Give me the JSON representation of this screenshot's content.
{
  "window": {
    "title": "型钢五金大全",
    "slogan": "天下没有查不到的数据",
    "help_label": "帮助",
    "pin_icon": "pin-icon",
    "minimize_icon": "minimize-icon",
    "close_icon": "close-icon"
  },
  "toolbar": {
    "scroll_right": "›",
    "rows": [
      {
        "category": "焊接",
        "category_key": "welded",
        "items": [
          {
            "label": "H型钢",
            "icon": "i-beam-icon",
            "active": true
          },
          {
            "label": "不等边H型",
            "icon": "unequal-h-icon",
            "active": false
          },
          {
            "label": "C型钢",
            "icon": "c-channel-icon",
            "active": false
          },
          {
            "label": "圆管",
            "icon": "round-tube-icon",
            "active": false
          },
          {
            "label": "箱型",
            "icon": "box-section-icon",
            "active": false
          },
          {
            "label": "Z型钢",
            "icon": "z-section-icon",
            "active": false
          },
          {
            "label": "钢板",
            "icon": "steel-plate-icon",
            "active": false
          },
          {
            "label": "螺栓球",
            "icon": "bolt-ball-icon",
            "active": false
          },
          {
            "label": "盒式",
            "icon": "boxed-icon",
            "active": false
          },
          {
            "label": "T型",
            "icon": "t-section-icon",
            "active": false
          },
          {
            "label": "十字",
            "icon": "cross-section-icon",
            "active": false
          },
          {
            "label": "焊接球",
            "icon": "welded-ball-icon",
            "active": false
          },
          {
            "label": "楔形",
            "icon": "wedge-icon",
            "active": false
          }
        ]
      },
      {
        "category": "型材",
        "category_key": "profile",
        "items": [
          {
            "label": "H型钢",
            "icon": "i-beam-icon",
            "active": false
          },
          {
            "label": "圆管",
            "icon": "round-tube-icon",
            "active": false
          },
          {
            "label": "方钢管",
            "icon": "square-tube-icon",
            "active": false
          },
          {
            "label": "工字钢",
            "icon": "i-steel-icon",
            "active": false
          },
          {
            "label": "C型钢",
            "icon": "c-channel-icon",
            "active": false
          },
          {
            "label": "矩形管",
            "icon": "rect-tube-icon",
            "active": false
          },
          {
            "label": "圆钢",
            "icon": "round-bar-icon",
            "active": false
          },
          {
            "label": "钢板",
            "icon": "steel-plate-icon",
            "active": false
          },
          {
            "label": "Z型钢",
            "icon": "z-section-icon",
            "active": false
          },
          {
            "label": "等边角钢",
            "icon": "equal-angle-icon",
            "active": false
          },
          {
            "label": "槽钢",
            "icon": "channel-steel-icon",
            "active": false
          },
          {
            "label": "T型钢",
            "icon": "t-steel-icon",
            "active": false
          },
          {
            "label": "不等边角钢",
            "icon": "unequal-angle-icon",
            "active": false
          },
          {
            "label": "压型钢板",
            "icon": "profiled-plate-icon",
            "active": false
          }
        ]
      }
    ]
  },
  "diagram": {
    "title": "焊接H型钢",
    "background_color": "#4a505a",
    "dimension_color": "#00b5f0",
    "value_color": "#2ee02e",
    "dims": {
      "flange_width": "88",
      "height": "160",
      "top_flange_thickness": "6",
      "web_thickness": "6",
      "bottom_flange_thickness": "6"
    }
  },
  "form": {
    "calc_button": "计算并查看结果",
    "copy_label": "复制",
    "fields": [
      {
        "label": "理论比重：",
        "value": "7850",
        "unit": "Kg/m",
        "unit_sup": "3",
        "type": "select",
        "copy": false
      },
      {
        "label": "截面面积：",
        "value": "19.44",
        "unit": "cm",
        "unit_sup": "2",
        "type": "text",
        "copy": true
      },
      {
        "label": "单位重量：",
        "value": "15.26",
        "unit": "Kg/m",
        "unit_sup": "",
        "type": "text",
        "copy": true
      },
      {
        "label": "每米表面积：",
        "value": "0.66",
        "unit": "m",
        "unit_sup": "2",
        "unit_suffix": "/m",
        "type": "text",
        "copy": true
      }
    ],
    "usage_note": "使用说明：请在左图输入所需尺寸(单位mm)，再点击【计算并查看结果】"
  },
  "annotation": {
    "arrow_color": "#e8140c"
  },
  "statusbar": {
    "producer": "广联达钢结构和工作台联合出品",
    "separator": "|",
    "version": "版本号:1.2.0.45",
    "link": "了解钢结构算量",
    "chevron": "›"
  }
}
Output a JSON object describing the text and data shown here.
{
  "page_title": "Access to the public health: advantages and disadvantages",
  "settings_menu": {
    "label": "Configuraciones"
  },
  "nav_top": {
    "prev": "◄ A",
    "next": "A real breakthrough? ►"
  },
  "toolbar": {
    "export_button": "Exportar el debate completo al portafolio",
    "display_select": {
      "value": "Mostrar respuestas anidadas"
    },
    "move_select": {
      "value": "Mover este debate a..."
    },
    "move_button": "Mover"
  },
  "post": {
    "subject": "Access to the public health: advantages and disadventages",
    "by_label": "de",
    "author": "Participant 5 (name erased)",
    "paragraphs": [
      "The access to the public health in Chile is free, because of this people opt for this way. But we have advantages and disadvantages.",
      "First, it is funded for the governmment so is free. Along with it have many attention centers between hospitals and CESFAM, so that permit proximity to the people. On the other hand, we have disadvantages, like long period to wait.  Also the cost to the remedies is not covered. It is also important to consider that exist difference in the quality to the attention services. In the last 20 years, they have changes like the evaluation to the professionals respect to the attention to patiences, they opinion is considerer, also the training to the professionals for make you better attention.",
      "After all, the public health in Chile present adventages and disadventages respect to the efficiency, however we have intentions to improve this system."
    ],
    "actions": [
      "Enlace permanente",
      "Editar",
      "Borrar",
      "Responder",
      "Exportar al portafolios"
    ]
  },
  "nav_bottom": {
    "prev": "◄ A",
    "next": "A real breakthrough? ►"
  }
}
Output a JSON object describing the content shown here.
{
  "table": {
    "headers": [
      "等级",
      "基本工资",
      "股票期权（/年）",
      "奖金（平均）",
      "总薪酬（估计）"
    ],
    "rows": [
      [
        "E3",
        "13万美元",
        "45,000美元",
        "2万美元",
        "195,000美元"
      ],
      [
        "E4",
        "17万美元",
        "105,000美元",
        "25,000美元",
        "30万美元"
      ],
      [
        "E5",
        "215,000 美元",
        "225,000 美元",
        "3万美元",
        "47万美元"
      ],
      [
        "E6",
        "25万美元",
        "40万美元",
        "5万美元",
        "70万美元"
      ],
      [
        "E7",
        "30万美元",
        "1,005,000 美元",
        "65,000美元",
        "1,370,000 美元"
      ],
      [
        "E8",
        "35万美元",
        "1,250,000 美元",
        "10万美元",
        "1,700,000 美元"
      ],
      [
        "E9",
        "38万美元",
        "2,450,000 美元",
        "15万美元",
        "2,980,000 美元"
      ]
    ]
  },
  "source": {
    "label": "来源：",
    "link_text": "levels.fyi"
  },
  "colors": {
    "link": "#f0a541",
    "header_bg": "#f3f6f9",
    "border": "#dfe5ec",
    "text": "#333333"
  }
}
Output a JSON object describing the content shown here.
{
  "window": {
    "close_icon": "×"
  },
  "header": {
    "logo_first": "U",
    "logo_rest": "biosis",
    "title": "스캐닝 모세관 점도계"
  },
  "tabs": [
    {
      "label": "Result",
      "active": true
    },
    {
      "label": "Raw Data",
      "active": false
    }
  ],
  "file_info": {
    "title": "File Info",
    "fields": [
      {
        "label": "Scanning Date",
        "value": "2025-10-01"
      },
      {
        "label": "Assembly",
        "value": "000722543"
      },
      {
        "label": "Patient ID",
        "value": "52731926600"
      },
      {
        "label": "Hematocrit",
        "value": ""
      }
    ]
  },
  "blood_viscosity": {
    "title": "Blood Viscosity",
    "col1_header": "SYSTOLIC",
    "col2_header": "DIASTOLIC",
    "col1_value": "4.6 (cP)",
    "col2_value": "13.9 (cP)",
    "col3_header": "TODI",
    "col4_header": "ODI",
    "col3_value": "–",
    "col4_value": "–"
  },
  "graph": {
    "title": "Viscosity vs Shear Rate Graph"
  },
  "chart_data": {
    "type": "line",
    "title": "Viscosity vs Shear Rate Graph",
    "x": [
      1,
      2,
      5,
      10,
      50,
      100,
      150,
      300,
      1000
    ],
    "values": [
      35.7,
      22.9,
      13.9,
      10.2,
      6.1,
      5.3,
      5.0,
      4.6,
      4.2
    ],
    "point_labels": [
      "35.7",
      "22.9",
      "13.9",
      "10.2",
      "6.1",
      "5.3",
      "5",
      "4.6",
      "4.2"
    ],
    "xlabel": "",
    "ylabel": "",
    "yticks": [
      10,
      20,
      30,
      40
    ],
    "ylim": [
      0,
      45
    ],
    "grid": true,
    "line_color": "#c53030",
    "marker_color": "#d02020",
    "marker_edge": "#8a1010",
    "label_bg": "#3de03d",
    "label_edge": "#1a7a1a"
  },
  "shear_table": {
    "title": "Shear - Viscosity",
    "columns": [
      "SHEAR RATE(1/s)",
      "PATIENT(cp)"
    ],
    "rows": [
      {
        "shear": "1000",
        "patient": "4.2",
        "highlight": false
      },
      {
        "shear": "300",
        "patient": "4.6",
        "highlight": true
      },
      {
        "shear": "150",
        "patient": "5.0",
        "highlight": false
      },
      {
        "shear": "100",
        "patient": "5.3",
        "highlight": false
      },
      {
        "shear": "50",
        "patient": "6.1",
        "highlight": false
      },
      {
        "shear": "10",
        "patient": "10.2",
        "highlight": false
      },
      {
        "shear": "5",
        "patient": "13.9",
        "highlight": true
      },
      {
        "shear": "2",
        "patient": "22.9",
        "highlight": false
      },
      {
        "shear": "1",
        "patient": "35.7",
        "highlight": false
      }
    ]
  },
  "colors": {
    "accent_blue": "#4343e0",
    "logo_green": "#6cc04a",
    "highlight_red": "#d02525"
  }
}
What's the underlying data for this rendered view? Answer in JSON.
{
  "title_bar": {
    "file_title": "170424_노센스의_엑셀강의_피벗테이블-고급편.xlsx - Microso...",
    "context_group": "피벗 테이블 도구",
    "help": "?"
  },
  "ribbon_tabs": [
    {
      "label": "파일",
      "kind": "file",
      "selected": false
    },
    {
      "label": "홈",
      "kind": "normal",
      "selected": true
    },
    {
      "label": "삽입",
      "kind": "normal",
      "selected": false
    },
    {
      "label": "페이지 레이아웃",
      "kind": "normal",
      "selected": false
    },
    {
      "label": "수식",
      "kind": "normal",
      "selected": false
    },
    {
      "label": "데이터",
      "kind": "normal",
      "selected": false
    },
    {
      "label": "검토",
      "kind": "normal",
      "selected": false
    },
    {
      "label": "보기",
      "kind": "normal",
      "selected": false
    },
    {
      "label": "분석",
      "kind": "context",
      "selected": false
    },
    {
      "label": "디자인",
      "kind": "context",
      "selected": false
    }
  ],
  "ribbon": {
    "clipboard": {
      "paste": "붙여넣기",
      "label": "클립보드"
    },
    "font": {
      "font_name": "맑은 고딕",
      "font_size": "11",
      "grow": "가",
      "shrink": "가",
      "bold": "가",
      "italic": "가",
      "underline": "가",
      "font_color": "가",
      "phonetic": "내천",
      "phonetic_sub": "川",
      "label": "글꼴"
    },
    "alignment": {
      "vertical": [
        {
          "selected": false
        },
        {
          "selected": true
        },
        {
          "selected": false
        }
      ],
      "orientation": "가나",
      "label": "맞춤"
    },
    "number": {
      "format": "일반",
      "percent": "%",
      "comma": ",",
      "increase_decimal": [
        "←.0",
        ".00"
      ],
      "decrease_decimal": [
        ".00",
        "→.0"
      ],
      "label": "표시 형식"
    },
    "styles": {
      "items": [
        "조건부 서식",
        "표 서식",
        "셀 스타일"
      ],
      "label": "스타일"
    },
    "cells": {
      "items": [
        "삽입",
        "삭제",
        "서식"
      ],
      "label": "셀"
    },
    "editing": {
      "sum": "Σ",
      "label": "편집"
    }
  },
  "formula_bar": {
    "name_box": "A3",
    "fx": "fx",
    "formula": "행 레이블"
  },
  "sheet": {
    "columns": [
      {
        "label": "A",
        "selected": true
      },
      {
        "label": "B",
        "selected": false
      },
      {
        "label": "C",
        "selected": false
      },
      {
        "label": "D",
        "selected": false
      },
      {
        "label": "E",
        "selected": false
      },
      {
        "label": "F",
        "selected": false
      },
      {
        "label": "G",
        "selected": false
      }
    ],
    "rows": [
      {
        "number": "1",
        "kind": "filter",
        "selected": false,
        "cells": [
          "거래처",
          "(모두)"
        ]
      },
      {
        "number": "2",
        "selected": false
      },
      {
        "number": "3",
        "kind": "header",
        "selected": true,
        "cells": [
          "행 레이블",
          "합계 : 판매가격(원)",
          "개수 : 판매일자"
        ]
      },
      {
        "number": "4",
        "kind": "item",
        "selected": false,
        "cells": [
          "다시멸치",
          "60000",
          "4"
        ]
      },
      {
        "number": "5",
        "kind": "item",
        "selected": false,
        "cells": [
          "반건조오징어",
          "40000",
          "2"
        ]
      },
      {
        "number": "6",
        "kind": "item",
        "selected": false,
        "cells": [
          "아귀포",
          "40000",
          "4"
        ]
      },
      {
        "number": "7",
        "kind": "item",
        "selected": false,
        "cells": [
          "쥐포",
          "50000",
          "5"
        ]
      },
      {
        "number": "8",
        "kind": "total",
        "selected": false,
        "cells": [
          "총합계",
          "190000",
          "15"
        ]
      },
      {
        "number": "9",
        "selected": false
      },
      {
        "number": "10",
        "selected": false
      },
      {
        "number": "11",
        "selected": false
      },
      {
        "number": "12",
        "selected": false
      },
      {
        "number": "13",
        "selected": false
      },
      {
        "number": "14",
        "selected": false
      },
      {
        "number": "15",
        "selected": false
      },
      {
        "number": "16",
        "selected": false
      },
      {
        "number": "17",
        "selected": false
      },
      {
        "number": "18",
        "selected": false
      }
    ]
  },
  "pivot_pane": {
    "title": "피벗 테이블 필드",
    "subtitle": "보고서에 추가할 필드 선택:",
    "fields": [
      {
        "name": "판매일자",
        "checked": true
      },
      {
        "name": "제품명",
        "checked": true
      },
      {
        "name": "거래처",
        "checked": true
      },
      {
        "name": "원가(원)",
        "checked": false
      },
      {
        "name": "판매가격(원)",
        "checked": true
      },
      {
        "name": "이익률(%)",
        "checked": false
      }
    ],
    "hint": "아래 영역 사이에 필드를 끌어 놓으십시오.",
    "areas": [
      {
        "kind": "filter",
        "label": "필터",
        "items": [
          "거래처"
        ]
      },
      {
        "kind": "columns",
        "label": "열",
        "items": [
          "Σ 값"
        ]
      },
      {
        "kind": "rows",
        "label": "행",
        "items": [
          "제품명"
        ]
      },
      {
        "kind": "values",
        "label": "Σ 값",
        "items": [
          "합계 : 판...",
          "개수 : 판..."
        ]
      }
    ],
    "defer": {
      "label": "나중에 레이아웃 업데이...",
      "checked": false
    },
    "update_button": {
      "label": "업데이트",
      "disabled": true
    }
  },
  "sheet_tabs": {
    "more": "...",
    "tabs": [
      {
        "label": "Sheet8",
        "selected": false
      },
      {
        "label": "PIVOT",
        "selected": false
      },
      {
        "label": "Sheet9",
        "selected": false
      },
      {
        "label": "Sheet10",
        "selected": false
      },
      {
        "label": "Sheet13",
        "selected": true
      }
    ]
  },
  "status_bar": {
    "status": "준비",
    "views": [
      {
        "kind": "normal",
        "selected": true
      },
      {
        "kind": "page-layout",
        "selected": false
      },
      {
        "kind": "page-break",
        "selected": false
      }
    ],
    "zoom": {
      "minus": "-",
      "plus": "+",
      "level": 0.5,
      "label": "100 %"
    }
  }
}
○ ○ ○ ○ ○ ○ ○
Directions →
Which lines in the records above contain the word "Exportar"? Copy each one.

Task solution →
    "export_button": "Exportar el debate completo al portafolio",
      "Exportar al portafolios"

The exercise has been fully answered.